Internet search giants demand better privacy

23 Jul 2007

Microsoft and have jointly called for the internet industry to develop better safeguards for industry players to better protect their users’ search histories and other personal information.

The two companies, respectively the third and fourth largest search providers in the world, made the call amidst increased concerns about the amount of personal information that is stored, analysed and exploited by internet companies.

The move is being driven in particular by a recent call by the Article 29 Working Party, which advises the European Union on privacy issues, for an investigation into how long search engines store the personal information of their customers.

The fear amongst privacy advocates is that search engines that amass information about users’ online browsing histories may exploit the information without consent.

Both Microsoft and have acknowledged that the search industry needs to better explain its policies and provide better control over their data.

Microsoft is expected today to introduce a number of privacy policies for its Windows Live search service. said it is offering users the ability to prevent the company collecting and storing personal data.

The world’s largest search engine Google, which is in the process of buying advertising giant Doubleclick, has made two important changes to its search policies in recent months.

In March Google decided that 18 months after a “search” takes place on Google that information would be anonymised.
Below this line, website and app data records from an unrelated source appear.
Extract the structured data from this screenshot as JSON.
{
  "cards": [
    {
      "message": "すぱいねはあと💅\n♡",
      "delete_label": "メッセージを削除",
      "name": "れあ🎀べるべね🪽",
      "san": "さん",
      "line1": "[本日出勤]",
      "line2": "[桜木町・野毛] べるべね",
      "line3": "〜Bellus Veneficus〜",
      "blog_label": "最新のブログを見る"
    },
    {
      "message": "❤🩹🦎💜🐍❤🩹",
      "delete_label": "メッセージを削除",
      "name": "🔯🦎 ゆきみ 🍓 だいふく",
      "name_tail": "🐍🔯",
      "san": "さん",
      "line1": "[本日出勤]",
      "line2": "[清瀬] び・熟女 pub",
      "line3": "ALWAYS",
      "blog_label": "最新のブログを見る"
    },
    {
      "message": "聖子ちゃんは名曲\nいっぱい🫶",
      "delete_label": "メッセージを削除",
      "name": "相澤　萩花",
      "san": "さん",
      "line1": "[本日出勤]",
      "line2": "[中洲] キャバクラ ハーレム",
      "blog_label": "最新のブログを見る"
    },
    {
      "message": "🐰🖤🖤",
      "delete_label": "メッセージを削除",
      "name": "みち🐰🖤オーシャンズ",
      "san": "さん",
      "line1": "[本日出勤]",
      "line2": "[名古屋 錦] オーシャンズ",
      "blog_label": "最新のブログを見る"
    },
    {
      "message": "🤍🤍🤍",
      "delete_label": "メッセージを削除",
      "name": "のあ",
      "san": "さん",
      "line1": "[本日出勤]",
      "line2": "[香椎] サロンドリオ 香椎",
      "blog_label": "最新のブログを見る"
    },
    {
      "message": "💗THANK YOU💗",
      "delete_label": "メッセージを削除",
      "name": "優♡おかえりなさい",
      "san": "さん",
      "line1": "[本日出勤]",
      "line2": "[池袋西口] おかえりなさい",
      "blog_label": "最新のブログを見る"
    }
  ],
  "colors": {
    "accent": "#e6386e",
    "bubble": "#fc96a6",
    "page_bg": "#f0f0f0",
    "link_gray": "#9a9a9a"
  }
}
And last week it said that “cookies”, or files that sit on hard drives to identify your computer to websites, will expire after two years.

By John Kennedy